“I just feel like fear is winning right now, and when fear wins, everyone loses.”
Her life in quarantine
She’s not allowed to have her luggage and was given paper scrubs to wear. Hickox said she has no shower, no flushable toilet and the hospital gave her no television or any reading material. Mostly, she says, she stares at the walls.
On Sunday afternoon, the hospital issued an update saying “the patient has computer access, use of her cell phone, reading material (magazines, newspaper) and requested and has received take-out food and drink.”
Hickox said she’s not allowed to see her lawyer or anyone else.
“The tent has a window, and doctors talk to me in normal clothes from outside the window,” she says. “So if there’s no risk to them talking to me from outside the window, it doesn’t make any sense that my lawyer wouldn’t be able to do the same.”
A spokeswoman for the hospital said staff is trying to make Hickox comfortable.
“While we understand that the required quarantine is an inconvenience, it is our primary goal to make sure the patient is as comfortable as possible. We have given our prompt attention to provide the patient with basic needs and to accommodate additional requests made by the patient,” said Stacie Newton, spokesperson for University Hospital in Newark.
Would policy discourage health workers?
Hickox said she worries that her experience will discourage other aid workers from going to West Africa to help quell the Ebola outbreak.
That thought was echoed by Dr. Rick Sacra, an Ebola survivor.
He said he’s afraid some returning healthcare workers will skirt the system and end up not being monitored
“You might have some renegade workers flying into Toronto and then driving home and so they’re not on anyone’s radar,” he said. “If quarantines push people away from transparent, friendly, respectful, dialogue with public health workers, that may increase the risk back home.”
Hickox said she would welcome Christie to visit her in the hospital.
“Maybe he could tell me what ‘obviously ill’ means. That would be great,” she said.
She added that she doesn’t regret her trip to help Ebola patients in Africa.
“Someone asked me earlier would I do this again if I knew what would happen, and my answer is categorically yes,” she said. “I feel incredibly privileged to be able to do this work.”

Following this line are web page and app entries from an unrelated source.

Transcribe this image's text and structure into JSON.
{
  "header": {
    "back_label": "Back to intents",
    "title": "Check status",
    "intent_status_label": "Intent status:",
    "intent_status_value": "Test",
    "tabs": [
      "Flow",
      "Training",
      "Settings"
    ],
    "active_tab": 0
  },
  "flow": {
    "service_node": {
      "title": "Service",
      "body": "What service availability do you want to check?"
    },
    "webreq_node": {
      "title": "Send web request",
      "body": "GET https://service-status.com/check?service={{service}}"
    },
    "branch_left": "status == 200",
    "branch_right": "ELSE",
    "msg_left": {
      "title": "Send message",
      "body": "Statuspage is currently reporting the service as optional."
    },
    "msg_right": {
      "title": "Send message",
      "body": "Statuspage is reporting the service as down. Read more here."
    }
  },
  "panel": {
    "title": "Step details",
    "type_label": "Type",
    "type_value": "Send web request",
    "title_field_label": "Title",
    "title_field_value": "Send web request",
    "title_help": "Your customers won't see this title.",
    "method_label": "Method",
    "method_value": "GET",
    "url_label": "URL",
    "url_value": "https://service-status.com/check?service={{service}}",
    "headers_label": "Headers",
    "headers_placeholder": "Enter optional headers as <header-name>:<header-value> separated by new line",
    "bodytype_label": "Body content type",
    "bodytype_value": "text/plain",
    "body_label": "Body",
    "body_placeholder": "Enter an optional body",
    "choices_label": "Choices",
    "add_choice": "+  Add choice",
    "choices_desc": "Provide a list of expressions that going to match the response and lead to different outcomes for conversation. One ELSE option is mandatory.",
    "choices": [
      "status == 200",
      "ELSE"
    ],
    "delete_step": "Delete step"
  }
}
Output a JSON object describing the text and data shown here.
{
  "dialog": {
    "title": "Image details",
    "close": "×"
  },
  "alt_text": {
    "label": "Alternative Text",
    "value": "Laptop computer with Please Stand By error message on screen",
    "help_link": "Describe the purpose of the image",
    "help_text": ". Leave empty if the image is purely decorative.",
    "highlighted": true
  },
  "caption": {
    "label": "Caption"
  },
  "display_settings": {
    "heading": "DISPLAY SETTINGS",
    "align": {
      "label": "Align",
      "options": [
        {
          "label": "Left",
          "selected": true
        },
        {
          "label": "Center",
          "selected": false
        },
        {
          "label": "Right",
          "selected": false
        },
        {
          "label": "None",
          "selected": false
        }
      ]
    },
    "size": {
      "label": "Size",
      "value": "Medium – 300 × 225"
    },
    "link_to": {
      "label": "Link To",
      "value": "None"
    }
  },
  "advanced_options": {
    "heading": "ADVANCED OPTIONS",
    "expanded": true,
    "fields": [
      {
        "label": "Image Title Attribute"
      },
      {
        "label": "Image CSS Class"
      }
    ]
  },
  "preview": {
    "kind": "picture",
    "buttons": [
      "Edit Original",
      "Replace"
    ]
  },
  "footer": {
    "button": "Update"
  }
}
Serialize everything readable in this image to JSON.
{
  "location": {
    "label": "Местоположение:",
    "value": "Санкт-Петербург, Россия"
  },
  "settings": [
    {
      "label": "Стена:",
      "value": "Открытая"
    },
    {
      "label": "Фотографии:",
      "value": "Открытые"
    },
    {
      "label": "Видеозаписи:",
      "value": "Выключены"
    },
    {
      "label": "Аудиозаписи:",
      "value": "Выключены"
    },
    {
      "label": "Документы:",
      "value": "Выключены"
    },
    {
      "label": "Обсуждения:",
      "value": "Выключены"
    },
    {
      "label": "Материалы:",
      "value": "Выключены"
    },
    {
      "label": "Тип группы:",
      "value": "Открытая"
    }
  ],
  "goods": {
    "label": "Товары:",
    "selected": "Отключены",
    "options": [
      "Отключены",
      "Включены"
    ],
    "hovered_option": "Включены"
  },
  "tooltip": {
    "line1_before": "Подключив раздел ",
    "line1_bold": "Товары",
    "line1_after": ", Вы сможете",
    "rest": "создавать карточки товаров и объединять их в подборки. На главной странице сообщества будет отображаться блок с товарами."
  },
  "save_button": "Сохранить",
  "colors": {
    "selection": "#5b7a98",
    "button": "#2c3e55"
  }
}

After hearing Hickox’s phone interview with Candy Crowley on Sunday, New Jersey Health officials emailed CNN’s “State of the Union” to refute some of the claims made by Hickox.
In the email, Donna Leusner, communications director for the New Jersey Department of Health, wrote that Hickox did receive reading materials and got computer access.
Leusner also wrote that “the patient was given a copy of the quarantine order on Friday and is receiving regular updated information.”